Our last blog post about Chernobyl generated a lot of interest among our friends, but seemed to raise more questions than it answered. Many people asked for more basic information about radiation and more comparisons between Chernobyl and Japan, and safe levels versus dangerous levels. In light of that, we have compiled this follow-up post.
First Things First – What is Radiation (in plain English)?
In our last post, we showed lots of pictures of this little yellow Geiger counter that we used to measure radiation.
So what is this thing measuring? Basically, it’s measuring both particles and waves in the air around it. Some radiation is transported via particles that can easily be blocked by a piece of paper, or a jacket. Other types of radiation exist as waves, that can move straight through a wall. This devise is measuring both, (two types of particles and one wave) and it’s adding them up to give us a total level of radiation.
The level of radiation is expressed as an amount of radiation (in a unit called Sieverts) per hour of exposure. So if the Geiger counter reads 0.22 microSieverts per hour (as it does in the photo above) that means I received .22 microSieverts of radiation while having my hour-long breakfast in Kiev.
The New York Times has a nice article providing a bit more detail about these three types of radiation and other terms commonly associated with radiation.
How Much Radiation Is Dangerous?
It depends who you ask. Some people will say no amount is safe, but that doesn’t really help us understand the relative dangers. Here are some basic numbers to use as a guide (μSv means microSieverts):
10 μSv – The average radiation you received today
40 μSv – The radiation you receive by taking a flight from New York to L.A.
100 μSv – The radiation you receive during a dental x-ray
800 μSv – Total radiation dose at Three-Mile Island for the duration of the accident
3,000 μSv – Radiation dose from a mammogram
3,600 μSv – Average radiation a US citizen receives in a year from all sources
50,000 μSv – Maximum allowable yearly occupational dose (USA)
100,000 μSv – Lowest yearly dose likely linked to increased cancer risk
2,000,000 μSv – Severe radiation poisoning (sometimes fatal)
So How Dangerous Are The Levels In Japan?
The short answer is, not very, unless you are close to the Fukushima plant. Keeping the standards described above in mind, let’s examine this map of radiation levels in Japan.
Tokyo usually has a background radiation level of .04 μSv/h. On April 5, the level was .12 μSv/h. That’s more than double, but is it dangerous? The short answer is no. If we multiply .12 by the number of hours in a year (about 8766) we see that a Tokyo resident would receive about 1,052 μSv of radiation a year at current levels. That is about 2% of the amount that the USA allows workers to receive on the job, or about a third of the amount the average American receives per year from all sources.
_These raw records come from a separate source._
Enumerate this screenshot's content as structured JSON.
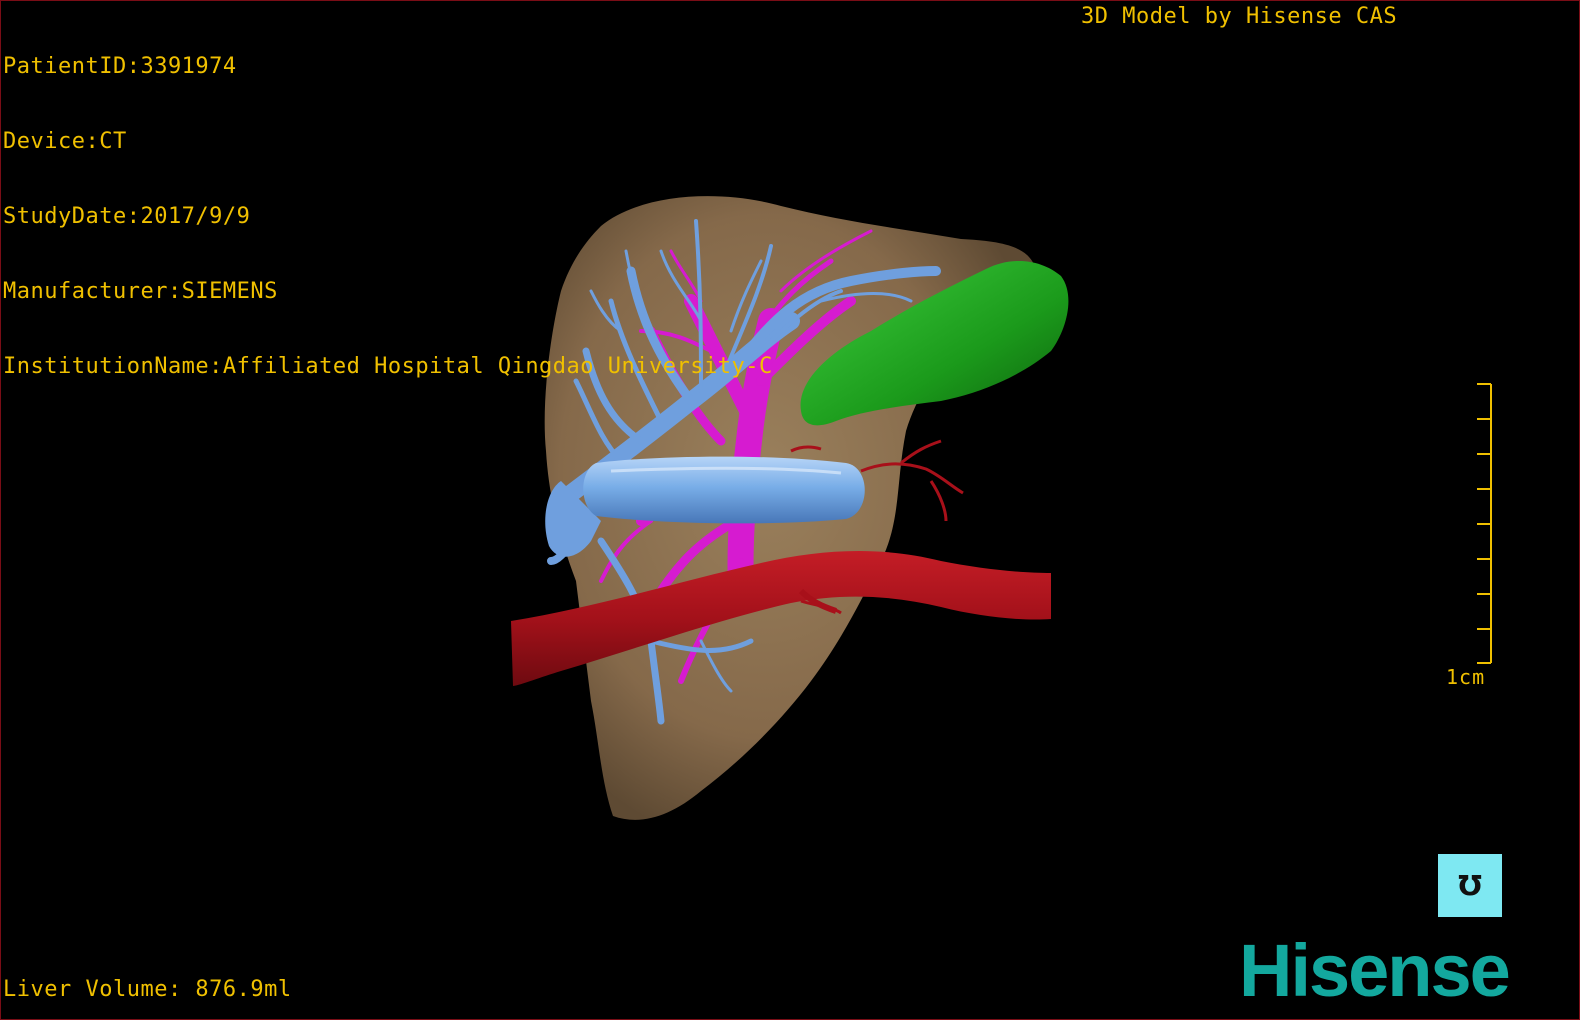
{
  "dicom_info": {
    "patient_id": "PatientID:3391974",
    "device": "Device:CT",
    "study_date": "StudyDate:2017/9/9",
    "manufacturer": "Manufacturer:SIEMENS",
    "institution": "InstitutionName:Affiliated Hospital Qingdao University-C"
  },
  "model_credit": "3D Model by Hisense CAS",
  "liver_volume": "Liver Volume: 876.9ml",
  "scale_label": "1cm",
  "orientation_label": "Ʊ",
  "brand": "Hisense",
  "colors": {
    "overlay_text": "#f0c000",
    "liver": "#8f7553",
    "portal_vein": "#6f9fde",
    "hepatic_vein": "#d61bd0",
    "artery": "#a8101a",
    "tumor": "#1ea01e",
    "orientation_cube": "#7ee8f2",
    "brand": "#13a89e"
  }
}
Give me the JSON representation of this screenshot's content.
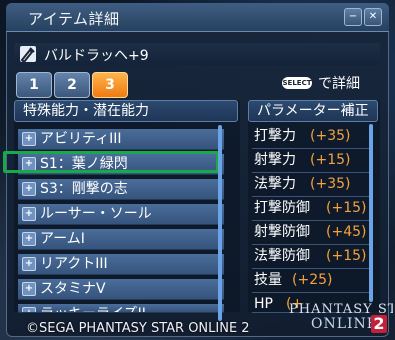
{
  "window": {
    "title": "アイテム詳細"
  },
  "item": {
    "name": "バルドラッヘ+9"
  },
  "tabs": [
    "1",
    "2",
    "3"
  ],
  "active_tab": "3",
  "select_hint": {
    "key": "SELECT",
    "label": "で詳細"
  },
  "abilities": {
    "header": "特殊能力・潜在能力",
    "items": [
      {
        "label": "アビリティIII"
      },
      {
        "label": "S1：葉ノ緑閃"
      },
      {
        "label": "S3：剛撃の志"
      },
      {
        "label": "ルーサー・ソール"
      },
      {
        "label": "アームI"
      },
      {
        "label": "リアクトIII"
      },
      {
        "label": "スタミナV"
      },
      {
        "label": "ラッキーライズII"
      }
    ]
  },
  "parameters": {
    "header": "パラメーター補正",
    "items": [
      {
        "name": "打撃力",
        "value": "(+35)"
      },
      {
        "name": "射撃力",
        "value": "(+15)"
      },
      {
        "name": "法撃力",
        "value": "(+35)"
      },
      {
        "name": "打撃防御",
        "value": "(+15)"
      },
      {
        "name": "射撃防御",
        "value": "(+45)"
      },
      {
        "name": "法撃防御",
        "value": "(+15)"
      },
      {
        "name": "技量",
        "value": "(+25)"
      },
      {
        "name": "HP",
        "value": "(+"
      }
    ]
  },
  "footer": {
    "copyright": "©SEGA PHANTASY STAR ONLINE 2"
  },
  "logo": {
    "line1": "PHANTASY STAR",
    "line2": "ONLINE",
    "num": "2"
  },
  "colors": {
    "active_tab": "#f07a12",
    "highlight": "#19a84a",
    "value_text": "#f6a23a"
  }
}
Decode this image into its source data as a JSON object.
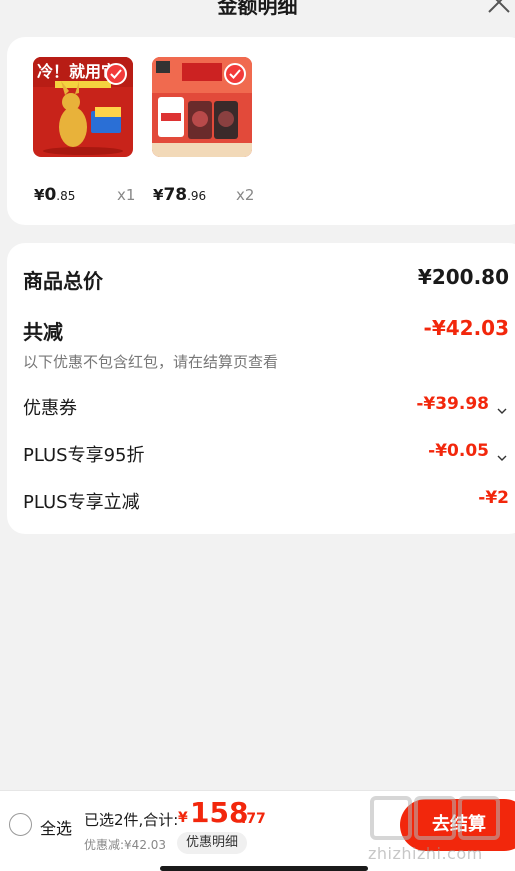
{
  "header": {
    "title": "金额明细",
    "close_icon": "close-icon"
  },
  "products": [
    {
      "thumb_text": "冷！就用它",
      "price_yen": "¥",
      "price_int": "0",
      "price_dec": ".85",
      "qty": "x1",
      "selected": true
    },
    {
      "price_yen": "¥",
      "price_int": "78",
      "price_dec": ".96",
      "qty": "x2",
      "selected": true
    }
  ],
  "summary": {
    "total_label": "商品总价",
    "total_value": "¥200.80",
    "reduce_label": "共减",
    "reduce_value": "-¥42.03",
    "hint": "以下优惠不包含红包，请在结算页查看",
    "items": [
      {
        "label": "优惠券",
        "value": "-¥39.98",
        "expandable": true
      },
      {
        "label": "PLUS专享95折",
        "value": "-¥0.05",
        "expandable": true
      },
      {
        "label": "PLUS专享立减",
        "value": "-¥2",
        "expandable": false
      }
    ]
  },
  "bottom": {
    "select_all": "全选",
    "selected_text": "已选2件,合计:",
    "sum_yen": "¥",
    "sum_int": "158",
    "sum_dec": ".77",
    "reduced_text": "优惠减:¥42.03",
    "detail_button": "优惠明细",
    "checkout_button": "去结算"
  },
  "watermark": {
    "site": "zhizhizhi.com"
  },
  "colors": {
    "accent_red": "#f2270c",
    "background": "#f2f2f2"
  }
}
This is not meant to downplay that risks at the Japanese plant. As Chernobyl showed us, this is a technology that can quickly escape our control and cause massive devastation. However, while many areas in japan are experiencing radiation levels above the normal background level, the levels in most place are not likely dangerous.
What About Near the Fukushima Plant?
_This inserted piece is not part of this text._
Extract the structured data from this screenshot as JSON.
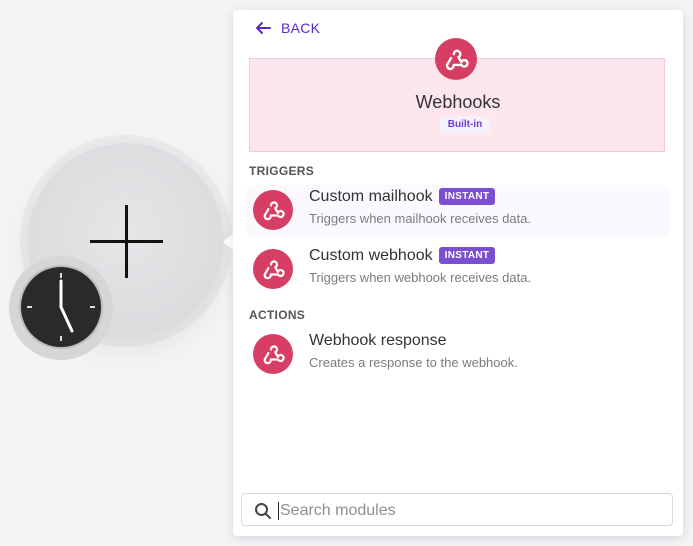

On April 6, the radiation level in the city of Fukushima was 13.9 μSv/h. If we multiply that number by the number of hours in a year, the yearly radiation dose is about 122,000 μSv. This number is more concerning. Remember, the U.S. does not allow workers to receive more than 50,000 μSv per year at work.
We do know that several Fukushima staff members and firefighters have been exposed to dangerous levels of radiation. At least six staffers were exposed to radiation levels greater than 100,000 μSv (potentially increasing their risk of cancer). At least 50 firefighters received doses of 27,000 μSv.
So How Does Fukushima Compare with Chernobyl?
The level of radiation detected at the Fukushima plant immediately after the third explosion was 400,000 μSv/h–a level that would be extraordinarily dangerous for humans. By comparison, that level of radiation is 33,000 times higher than we recorded about 750 yards from the containment facility at reactor 4 in Chernobyl. Of course, Chernobyl happened 25 years ago and has a cement sarcophagus over it.
It is still too early to speculate on the lasting dangers created by the disaster at the Fukushima plant. Like Chernobyl, it is likely that an exclusionary zone will be created around the plant, and that some residents who lived nearby will never return home.
If you would like to learn more about radiation risks and scientific disputes on the issue, check out the following New York Times article titled Radiation Is Everywhere, But How To Rate Harm.
Again, we recommend watching the documentary The Battle of Chernobyl. It details the incredible circumstances that followed the Chernobyl accident, and the unbelievable sacrifices made to prevent a much larger disaster.
And Finally, More Photos from the Chernobyl Exclusion Zone
See the April 4 post below for the complete virtual tour.